Data about app and page elements:
####
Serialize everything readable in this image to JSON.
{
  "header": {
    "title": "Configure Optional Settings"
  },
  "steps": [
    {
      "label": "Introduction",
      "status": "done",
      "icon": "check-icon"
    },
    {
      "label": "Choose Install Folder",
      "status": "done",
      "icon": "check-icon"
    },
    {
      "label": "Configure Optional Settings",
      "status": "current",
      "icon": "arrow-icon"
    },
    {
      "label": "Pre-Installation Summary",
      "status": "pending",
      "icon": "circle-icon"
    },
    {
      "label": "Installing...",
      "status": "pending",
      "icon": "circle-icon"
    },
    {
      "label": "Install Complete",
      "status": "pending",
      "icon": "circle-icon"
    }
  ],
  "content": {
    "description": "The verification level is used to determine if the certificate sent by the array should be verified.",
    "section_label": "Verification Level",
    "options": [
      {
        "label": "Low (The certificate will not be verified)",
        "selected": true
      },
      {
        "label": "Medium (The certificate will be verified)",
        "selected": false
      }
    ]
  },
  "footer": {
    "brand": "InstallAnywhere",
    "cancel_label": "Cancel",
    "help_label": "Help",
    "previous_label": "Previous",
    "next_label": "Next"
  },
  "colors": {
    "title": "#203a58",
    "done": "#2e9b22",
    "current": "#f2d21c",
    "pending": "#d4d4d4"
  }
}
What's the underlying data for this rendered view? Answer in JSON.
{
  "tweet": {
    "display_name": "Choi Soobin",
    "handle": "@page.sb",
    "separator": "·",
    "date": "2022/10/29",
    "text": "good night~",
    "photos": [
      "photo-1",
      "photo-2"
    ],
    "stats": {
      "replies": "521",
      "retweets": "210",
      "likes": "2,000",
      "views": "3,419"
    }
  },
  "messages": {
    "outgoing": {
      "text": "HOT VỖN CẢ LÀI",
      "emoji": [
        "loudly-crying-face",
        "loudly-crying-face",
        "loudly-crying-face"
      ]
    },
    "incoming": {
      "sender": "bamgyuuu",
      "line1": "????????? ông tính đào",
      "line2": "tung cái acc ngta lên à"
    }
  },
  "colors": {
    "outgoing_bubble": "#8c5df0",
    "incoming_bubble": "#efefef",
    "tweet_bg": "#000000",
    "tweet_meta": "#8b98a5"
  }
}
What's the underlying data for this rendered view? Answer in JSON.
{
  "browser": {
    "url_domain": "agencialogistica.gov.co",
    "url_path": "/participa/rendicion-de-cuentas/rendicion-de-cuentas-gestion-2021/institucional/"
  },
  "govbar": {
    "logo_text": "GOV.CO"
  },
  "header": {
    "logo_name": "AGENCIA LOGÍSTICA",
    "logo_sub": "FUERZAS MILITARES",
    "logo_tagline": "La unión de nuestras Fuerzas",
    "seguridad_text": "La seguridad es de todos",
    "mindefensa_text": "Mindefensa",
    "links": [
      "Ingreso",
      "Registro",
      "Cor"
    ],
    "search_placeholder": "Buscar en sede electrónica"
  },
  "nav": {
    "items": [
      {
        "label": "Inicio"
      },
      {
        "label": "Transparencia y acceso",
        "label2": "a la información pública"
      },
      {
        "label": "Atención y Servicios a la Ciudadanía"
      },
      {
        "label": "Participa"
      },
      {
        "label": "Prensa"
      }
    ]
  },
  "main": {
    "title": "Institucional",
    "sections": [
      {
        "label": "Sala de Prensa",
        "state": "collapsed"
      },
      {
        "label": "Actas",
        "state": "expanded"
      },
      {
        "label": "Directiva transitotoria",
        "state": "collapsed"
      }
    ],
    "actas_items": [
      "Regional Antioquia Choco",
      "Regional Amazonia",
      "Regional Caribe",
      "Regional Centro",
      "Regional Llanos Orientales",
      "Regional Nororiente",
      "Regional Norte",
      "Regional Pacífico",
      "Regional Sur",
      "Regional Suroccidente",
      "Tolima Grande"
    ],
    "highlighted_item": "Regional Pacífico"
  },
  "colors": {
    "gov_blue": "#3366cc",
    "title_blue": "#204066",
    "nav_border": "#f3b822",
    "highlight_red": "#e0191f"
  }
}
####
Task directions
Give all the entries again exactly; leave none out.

Solved problem
Serialize everything readable in this image to JSON.
{
  "header": {
    "title": "Configure Optional Settings"
  },
  "steps": [
    {
      "label": "Introduction",
      "status": "done",
      "icon": "check-icon"
    },
    {
      "label": "Choose Install Folder",
      "status": "done",
      "icon": "check-icon"
    },
    {
      "label": "Configure Optional Settings",
      "status": "current",
      "icon": "arrow-icon"
    },
    {
      "label": "Pre-Installation Summary",
      "status": "pending",
      "icon": "circle-icon"
    },
    {
      "label": "Installing...",
      "status": "pending",
      "icon": "circle-icon"
    },
    {
      "label": "Install Complete",
      "status": "pending",
      "icon": "circle-icon"
    }
  ],
  "content": {
    "description": "The verification level is used to determine if the certificate sent by the array should be verified.",
    "section_label": "Verification Level",
    "options": [
      {
        "label": "Low (The certificate will not be verified)",
        "selected": true
      },
      {
        "label": "Medium (The certificate will be verified)",
        "selected": false
      }
    ]
  },
  "footer": {
    "brand": "InstallAnywhere",
    "cancel_label": "Cancel",
    "help_label": "Help",
    "previous_label": "Previous",
    "next_label": "Next"
  },
  "colors": {
    "title": "#203a58",
    "done": "#2e9b22",
    "current": "#f2d21c",
    "pending": "#d4d4d4"
  }
}
What's the underlying data for this rendered view? Answer in JSON.
{
  "tweet": {
    "display_name": "Choi Soobin",
    "handle": "@page.sb",
    "separator": "·",
    "date": "2022/10/29",
    "text": "good night~",
    "photos": [
      "photo-1",
      "photo-2"
    ],
    "stats": {
      "replies": "521",
      "retweets": "210",
      "likes": "2,000",
      "views": "3,419"
    }
  },
  "messages": {
    "outgoing": {
      "text": "HOT VỖN CẢ LÀI",
      "emoji": [
        "loudly-crying-face",
        "loudly-crying-face",
        "loudly-crying-face"
      ]
    },
    "incoming": {
      "sender": "bamgyuuu",
      "line1": "????????? ông tính đào",
      "line2": "tung cái acc ngta lên à"
    }
  },
  "colors": {
    "outgoing_bubble": "#8c5df0",
    "incoming_bubble": "#efefef",
    "tweet_bg": "#000000",
    "tweet_meta": "#8b98a5"
  }
}
What's the underlying data for this rendered view? Answer in JSON.
{
  "browser": {
    "url_domain": "agencialogistica.gov.co",
    "url_path": "/participa/rendicion-de-cuentas/rendicion-de-cuentas-gestion-2021/institucional/"
  },
  "govbar": {
    "logo_text": "GOV.CO"
  },
  "header": {
    "logo_name": "AGENCIA LOGÍSTICA",
    "logo_sub": "FUERZAS MILITARES",
    "logo_tagline": "La unión de nuestras Fuerzas",
    "seguridad_text": "La seguridad es de todos",
    "mindefensa_text": "Mindefensa",
    "links": [
      "Ingreso",
      "Registro",
      "Cor"
    ],
    "search_placeholder": "Buscar en sede electrónica"
  },
  "nav": {
    "items": [
      {
        "label": "Inicio"
      },
      {
        "label": "Transparencia y acceso",
        "label2": "a la información pública"
      },
      {
        "label": "Atención y Servicios a la Ciudadanía"
      },
      {
        "label": "Participa"
      },
      {
        "label": "Prensa"
      }
    ]
  },
  "main": {
    "title": "Institucional",
    "sections": [
      {
        "label": "Sala de Prensa",
        "state": "collapsed"
      },
      {
        "label": "Actas",
        "state": "expanded"
      },
      {
        "label": "Directiva transitotoria",
        "state": "collapsed"
      }
    ],
    "actas_items": [
      "Regional Antioquia Choco",
      "Regional Amazonia",
      "Regional Caribe",
      "Regional Centro",
      "Regional Llanos Orientales",
      "Regional Nororiente",
      "Regional Norte",
      "Regional Pacífico",
      "Regional Sur",
      "Regional Suroccidente",
      "Tolima Grande"
    ],
    "highlighted_item": "Regional Pacífico"
  },
  "colors": {
    "gov_blue": "#3366cc",
    "title_blue": "#204066",
    "nav_border": "#f3b822",
    "highlight_red": "#e0191f"
  }
}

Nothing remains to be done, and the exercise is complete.